▽

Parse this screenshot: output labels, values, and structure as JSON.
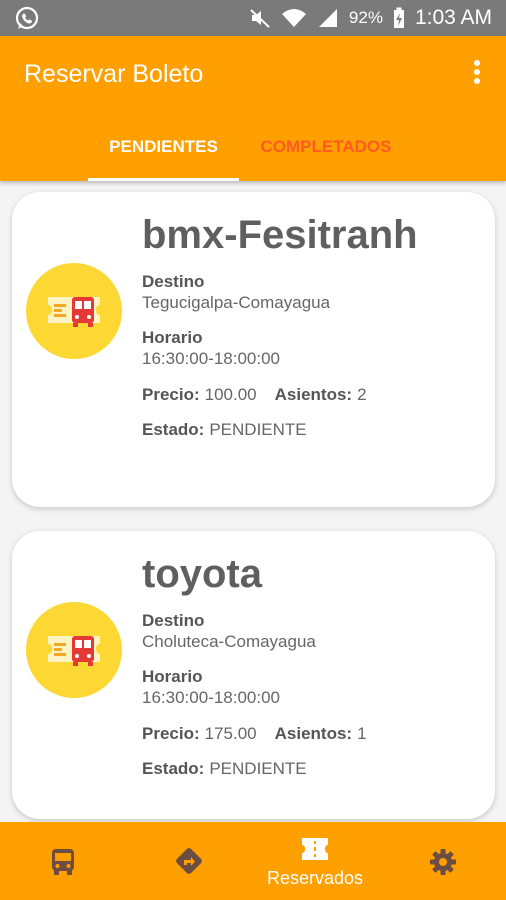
{
  "statusbar": {
    "left_icon": "whatsapp-icon",
    "battery": "92%",
    "time": "1:03 AM"
  },
  "appbar": {
    "title": "Reservar Boleto",
    "menu_icon": "more-vert-icon"
  },
  "tabs": [
    {
      "label": "PENDIENTES",
      "active": true
    },
    {
      "label": "COMPLETADOS",
      "active": false
    }
  ],
  "labels": {
    "destino": "Destino",
    "horario": "Horario",
    "precio": "Precio:",
    "asientos": "Asientos:",
    "estado": "Estado:"
  },
  "tickets": [
    {
      "name": "bmx-Fesitranh",
      "destino": "Tegucigalpa-Comayagua",
      "horario": "16:30:00-18:00:00",
      "precio": "100.00",
      "asientos": "2",
      "estado": "PENDIENTE",
      "icon": "bus-ticket-icon"
    },
    {
      "name": "toyota",
      "destino": "Choluteca-Comayagua",
      "horario": "16:30:00-18:00:00",
      "precio": "175.00",
      "asientos": "1",
      "estado": "PENDIENTE",
      "icon": "bus-ticket-icon"
    }
  ],
  "bottom_nav": [
    {
      "icon": "bus-icon",
      "label": ""
    },
    {
      "icon": "directions-icon",
      "label": ""
    },
    {
      "icon": "ticket-icon",
      "label": "Reservados",
      "active": true
    },
    {
      "icon": "settings-icon",
      "label": ""
    }
  ],
  "colors": {
    "primary": "#ffa000",
    "inactive_tab": "#ff5a1f",
    "avatar": "#fdd835",
    "status_bar": "#7a7a7a"
  }
}
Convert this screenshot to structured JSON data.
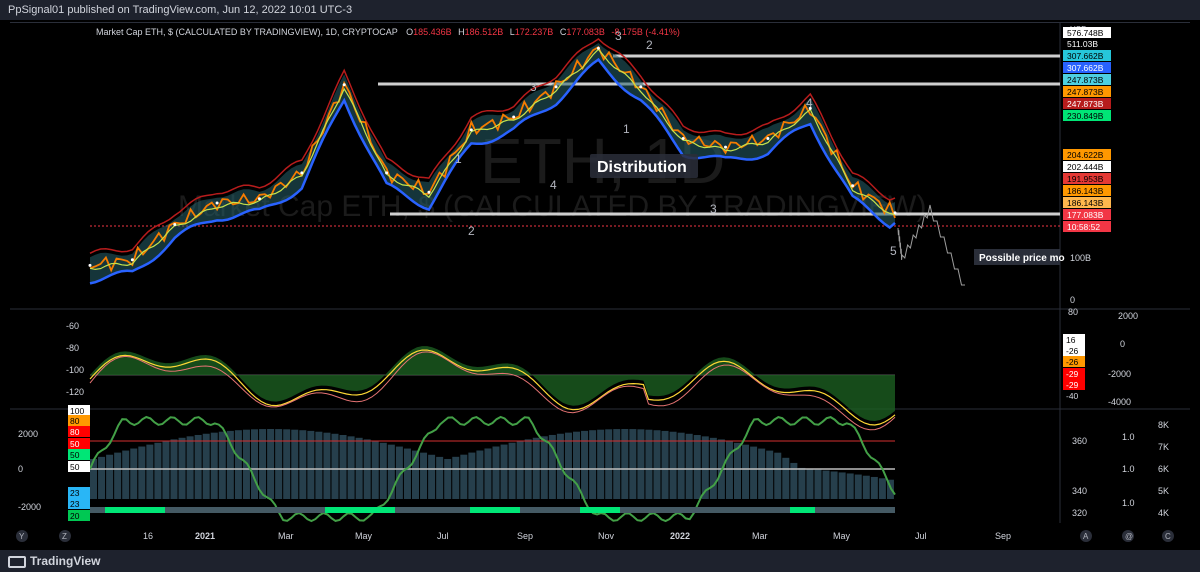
{
  "header": {
    "published": "PpSignal01 published on TradingView.com, Jun 12, 2022 10:01 UTC-3"
  },
  "legend": {
    "symbol": "Market Cap ETH, $ (CALCULATED BY TRADINGVIEW), 1D, CRYPTOCAP",
    "o_label": "O",
    "o": "185.436B",
    "h_label": "H",
    "h": "186.512B",
    "l_label": "L",
    "l": "172.237B",
    "c_label": "C",
    "c": "177.083B",
    "change": "-8.175B (-4.41%)"
  },
  "watermark": {
    "big": "ETH, 1D",
    "sub": "Market Cap ETH, $ (CALCULATED BY TRADINGVIEW)"
  },
  "annotations": {
    "distribution": "Distribution",
    "possible_move": "Possible price mo",
    "waves": [
      {
        "label": "3",
        "color": "#b2b5be"
      },
      {
        "label": "2",
        "color": "#b2b5be"
      },
      {
        "label": "3",
        "color": "#b2b5be"
      },
      {
        "label": "1",
        "color": "#b2b5be"
      },
      {
        "label": "1",
        "color": "#b2b5be"
      },
      {
        "label": "4",
        "color": "#b2b5be"
      },
      {
        "label": "2",
        "color": "#b2b5be"
      },
      {
        "label": "3",
        "color": "#b2b5be"
      },
      {
        "label": "4",
        "color": "#b2b5be"
      },
      {
        "label": "5",
        "color": "#b2b5be"
      }
    ]
  },
  "price_axis": {
    "currency": "USD",
    "labels": [
      {
        "text": "576.748B",
        "bg": "#ffffff",
        "fg": "#000000"
      },
      {
        "text": "511.03B",
        "bg": "#000000",
        "fg": "#ffffff"
      },
      {
        "text": "307.662B",
        "bg": "#26c6da",
        "fg": "#000000"
      },
      {
        "text": "307.662B",
        "bg": "#2962ff",
        "fg": "#ffffff"
      },
      {
        "text": "247.873B",
        "bg": "#4dd0e1",
        "fg": "#000000"
      },
      {
        "text": "247.873B",
        "bg": "#ff9800",
        "fg": "#000000"
      },
      {
        "text": "247.873B",
        "bg": "#b71c1c",
        "fg": "#ffffff"
      },
      {
        "text": "230.849B",
        "bg": "#00e676",
        "fg": "#000000"
      },
      {
        "text": "204.622B",
        "bg": "#ff9800",
        "fg": "#000000"
      },
      {
        "text": "202.444B",
        "bg": "#ffffff",
        "fg": "#000000"
      },
      {
        "text": "191.953B",
        "bg": "#e53935",
        "fg": "#000000"
      },
      {
        "text": "186.143B",
        "bg": "#ff9800",
        "fg": "#000000"
      },
      {
        "text": "186.143B",
        "bg": "#ffb74d",
        "fg": "#000000"
      },
      {
        "text": "177.083B",
        "bg": "#f23645",
        "fg": "#ffffff"
      },
      {
        "text": "10:58:52",
        "bg": "#f23645",
        "fg": "#ffffff"
      }
    ],
    "ticks": [
      "100B",
      "0"
    ]
  },
  "osc1": {
    "left_ticks": [
      "-60",
      "-80",
      "-100",
      "-120"
    ],
    "right_ticks": [
      "80",
      "2000",
      "0",
      "-2000",
      "-4000"
    ],
    "badges": [
      {
        "text": "16",
        "bg": "#ffffff",
        "fg": "#000000"
      },
      {
        "text": "-26",
        "bg": "#ffffff",
        "fg": "#000000"
      },
      {
        "text": "-26",
        "bg": "#ff9800",
        "fg": "#000000"
      },
      {
        "text": "-29",
        "bg": "#ff0000",
        "fg": "#ffffff"
      },
      {
        "text": "-29",
        "bg": "#ff0000",
        "fg": "#ffffff"
      },
      {
        "text": "-40",
        "bg": "#000000",
        "fg": "#d1d4dc"
      }
    ]
  },
  "osc2": {
    "left_ticks": [
      "2000",
      "0",
      "-2000"
    ],
    "badges": [
      {
        "text": "100",
        "bg": "#ffffff",
        "fg": "#000000"
      },
      {
        "text": "80",
        "bg": "#ff9800",
        "fg": "#000000"
      },
      {
        "text": "80",
        "bg": "#ff0000",
        "fg": "#ffffff"
      },
      {
        "text": "50",
        "bg": "#ff0000",
        "fg": "#ffffff"
      },
      {
        "text": "50",
        "bg": "#00e676",
        "fg": "#000000"
      },
      {
        "text": "50",
        "bg": "#ffffff",
        "fg": "#000000"
      },
      {
        "text": "23",
        "bg": "#29b6f6",
        "fg": "#000000"
      },
      {
        "text": "23",
        "bg": "#29b6f6",
        "fg": "#000000"
      },
      {
        "text": "20",
        "bg": "#00c853",
        "fg": "#000000"
      }
    ],
    "mid_ticks": [
      "360",
      "340",
      "320"
    ],
    "ratio_ticks": [
      "1.0",
      "1.0",
      "1.0"
    ],
    "k_ticks": [
      "8K",
      "7K",
      "6K",
      "5K",
      "4K"
    ]
  },
  "time_axis": [
    "16",
    "2021",
    "Mar",
    "May",
    "Jul",
    "Sep",
    "Nov",
    "2022",
    "Mar",
    "May",
    "Jul",
    "Sep"
  ],
  "footer": {
    "brand": "TradingView",
    "left_buttons": [
      "Y",
      "Z"
    ],
    "right_buttons": [
      "A",
      "@",
      "C"
    ]
  },
  "chart_data": {
    "type": "line",
    "title": "Market Cap ETH, $ (CALCULATED BY TRADINGVIEW), 1D, CRYPTOCAP",
    "x": [
      "2020-11",
      "2020-12",
      "2021-01",
      "2021-02",
      "2021-03",
      "2021-04",
      "2021-05",
      "2021-06",
      "2021-07",
      "2021-08",
      "2021-09",
      "2021-10",
      "2021-11",
      "2021-12",
      "2022-01",
      "2022-02",
      "2022-03",
      "2022-04",
      "2022-05",
      "2022-06"
    ],
    "series": [
      {
        "values": [
          55,
          68,
          150,
          200,
          210,
          270,
          475,
          270,
          225,
          370,
          400,
          470,
          560,
          470,
          350,
          330,
          350,
          420,
          240,
          177
        ]
      }
    ],
    "ylabel": "USD",
    "ylim": [
      0,
      600
    ],
    "grid": false
  }
}
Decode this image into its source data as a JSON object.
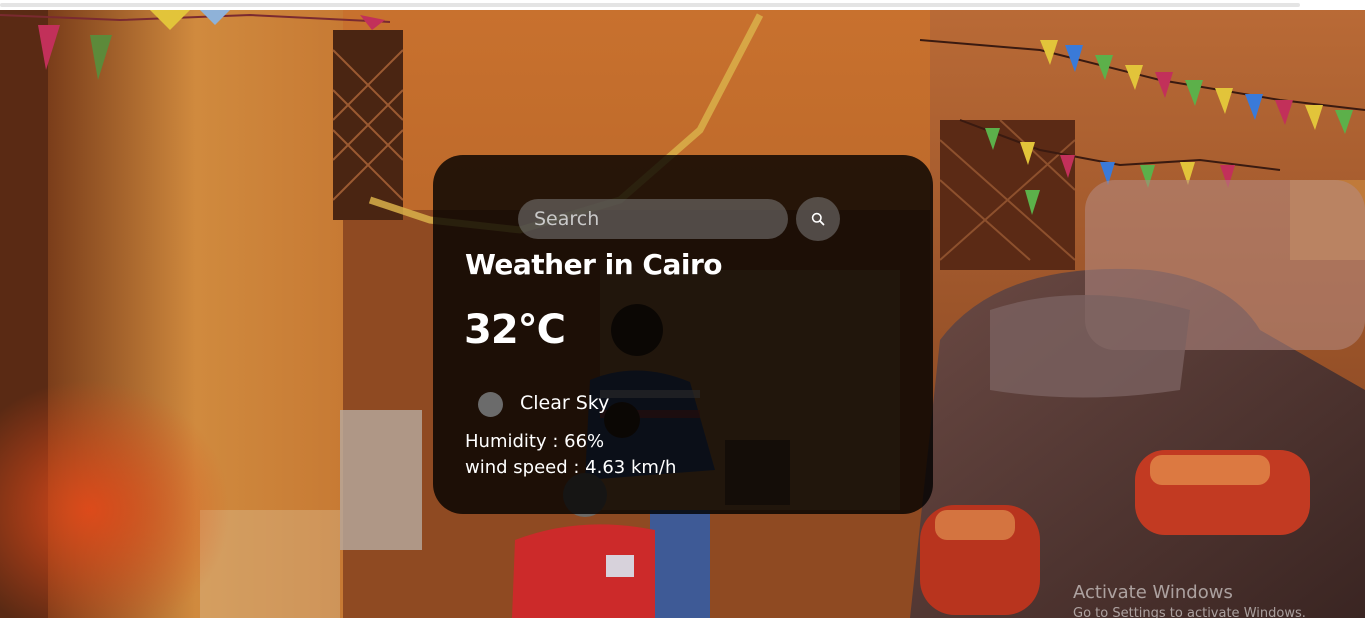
{
  "search": {
    "placeholder": "Search",
    "value": ""
  },
  "weather": {
    "title": "Weather in Cairo",
    "temperature": "32°C",
    "icon": "clear-sky-icon",
    "description": "Clear Sky",
    "humidity": "Humidity : 66%",
    "wind": "wind speed : 4.63 km/h"
  },
  "watermark": {
    "title": "Activate Windows",
    "subtitle": "Go to Settings to activate Windows."
  },
  "colors": {
    "card_background": "#000000cc",
    "text": "#ffffff",
    "control_background": "#7c7c7c"
  }
}
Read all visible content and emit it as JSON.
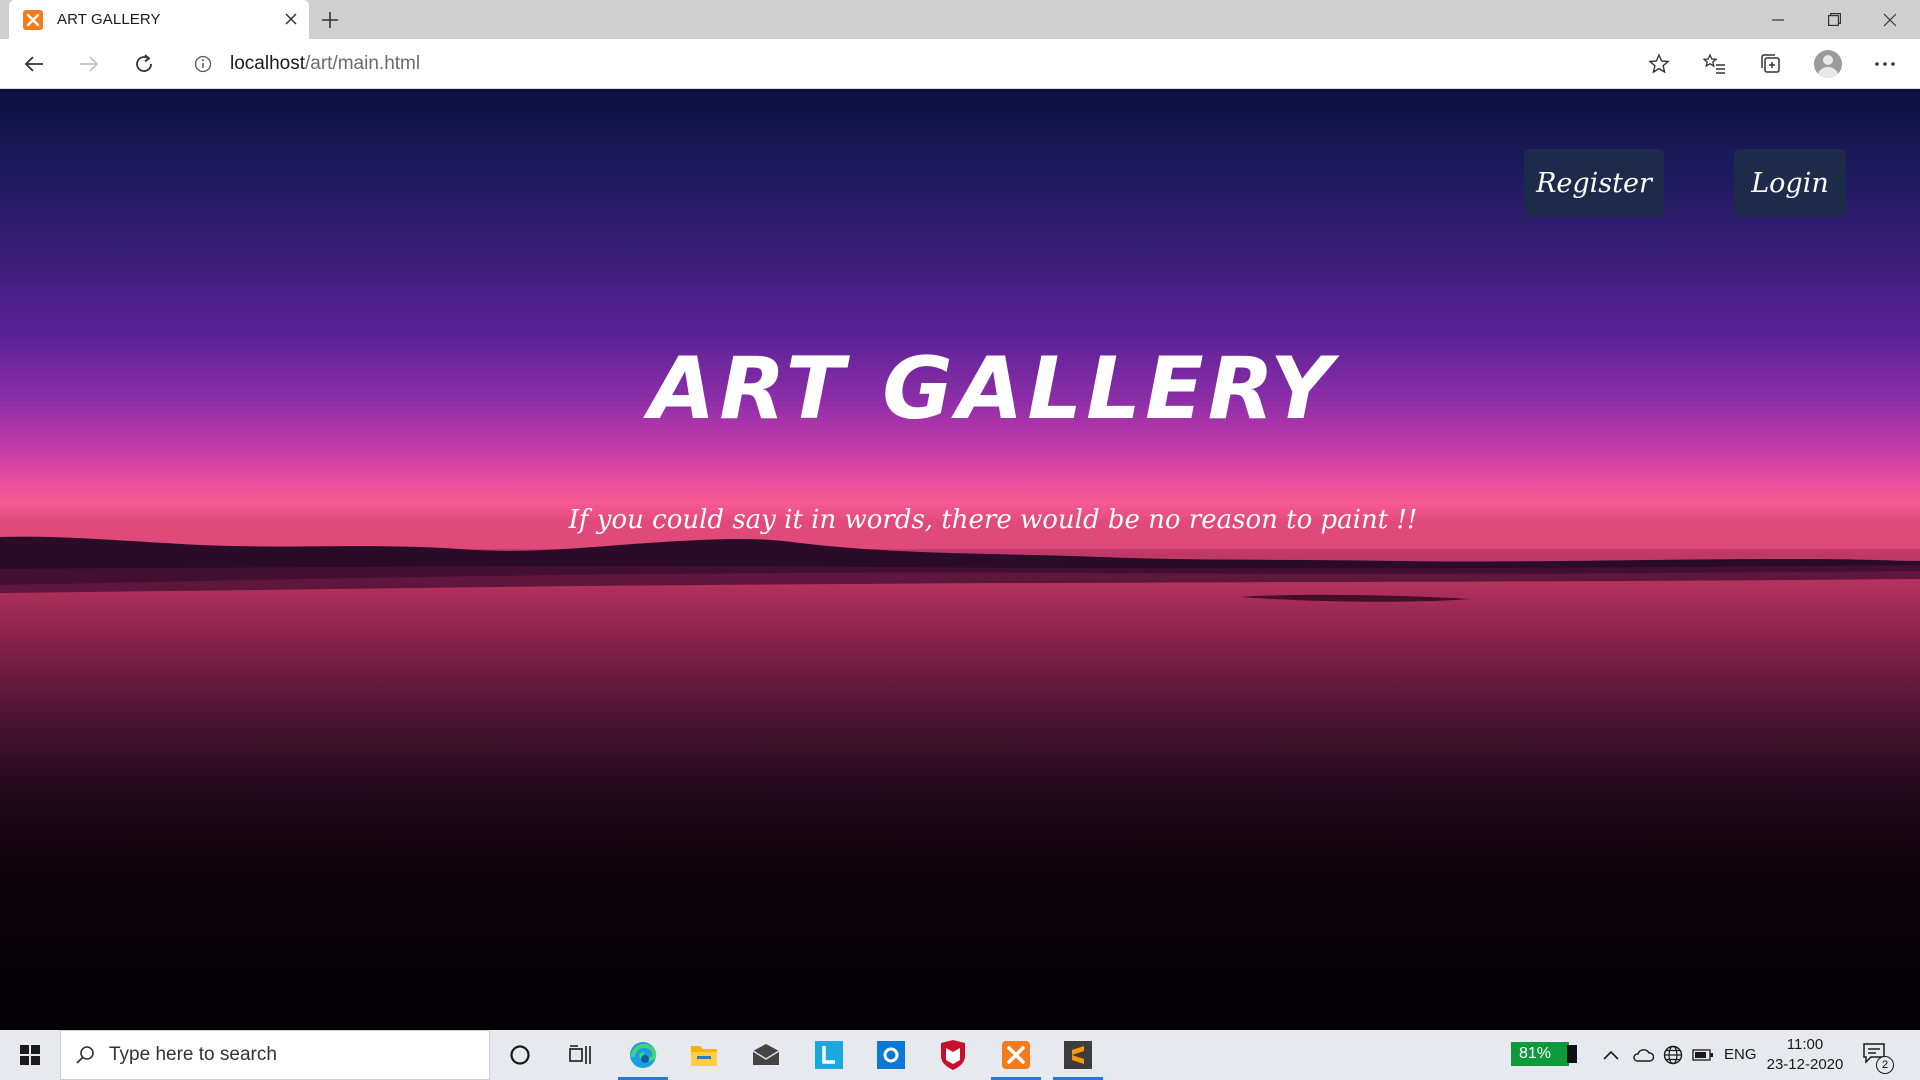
{
  "browser": {
    "tab_title": "ART GALLERY",
    "url_host": "localhost",
    "url_path": "/art/main.html"
  },
  "page": {
    "nav": {
      "register_label": "Register",
      "login_label": "Login"
    },
    "title": "ART GALLERY",
    "tagline": "If you could say it in words, there would be no reason to paint !!"
  },
  "taskbar": {
    "search_placeholder": "Type here to search",
    "battery_percent": "81%",
    "language": "ENG",
    "time": "11:00",
    "date": "23-12-2020",
    "notification_count": "2",
    "pinned_apps": [
      "microsoft-edge",
      "file-explorer",
      "mail",
      "l-app",
      "o-app",
      "mcafee",
      "xampp",
      "sublime-text"
    ]
  },
  "colors": {
    "button_bg": "#1c2b4a",
    "sky_top": "#0b1040",
    "sunset_pink": "#f85a93",
    "taskbar_bg": "#e6e9ee",
    "accent_blue": "#2b78d6"
  }
}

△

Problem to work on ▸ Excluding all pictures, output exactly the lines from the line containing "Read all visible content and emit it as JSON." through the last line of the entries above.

Written response ▸
Read all visible content and emit it as JSON.
{
  "browser": {
    "tab_title": "ART GALLERY",
    "url_host": "localhost",
    "url_path": "/art/main.html"
  },
  "page": {
    "nav": {
      "register_label": "Register",
      "login_label": "Login"
    },
    "title": "ART GALLERY",
    "tagline": "If you could say it in words, there would be no reason to paint !!"
  },
  "taskbar": {
    "search_placeholder": "Type here to search",
    "battery_percent": "81%",
    "language": "ENG",
    "time": "11:00",
    "date": "23-12-2020",
    "notification_count": "2",
    "pinned_apps": [
      "microsoft-edge",
      "file-explorer",
      "mail",
      "l-app",
      "o-app",
      "mcafee",
      "xampp",
      "sublime-text"
    ]
  },
  "colors": {
    "button_bg": "#1c2b4a",
    "sky_top": "#0b1040",
    "sunset_pink": "#f85a93",
    "taskbar_bg": "#e6e9ee",
    "accent_blue": "#2b78d6"
  }
}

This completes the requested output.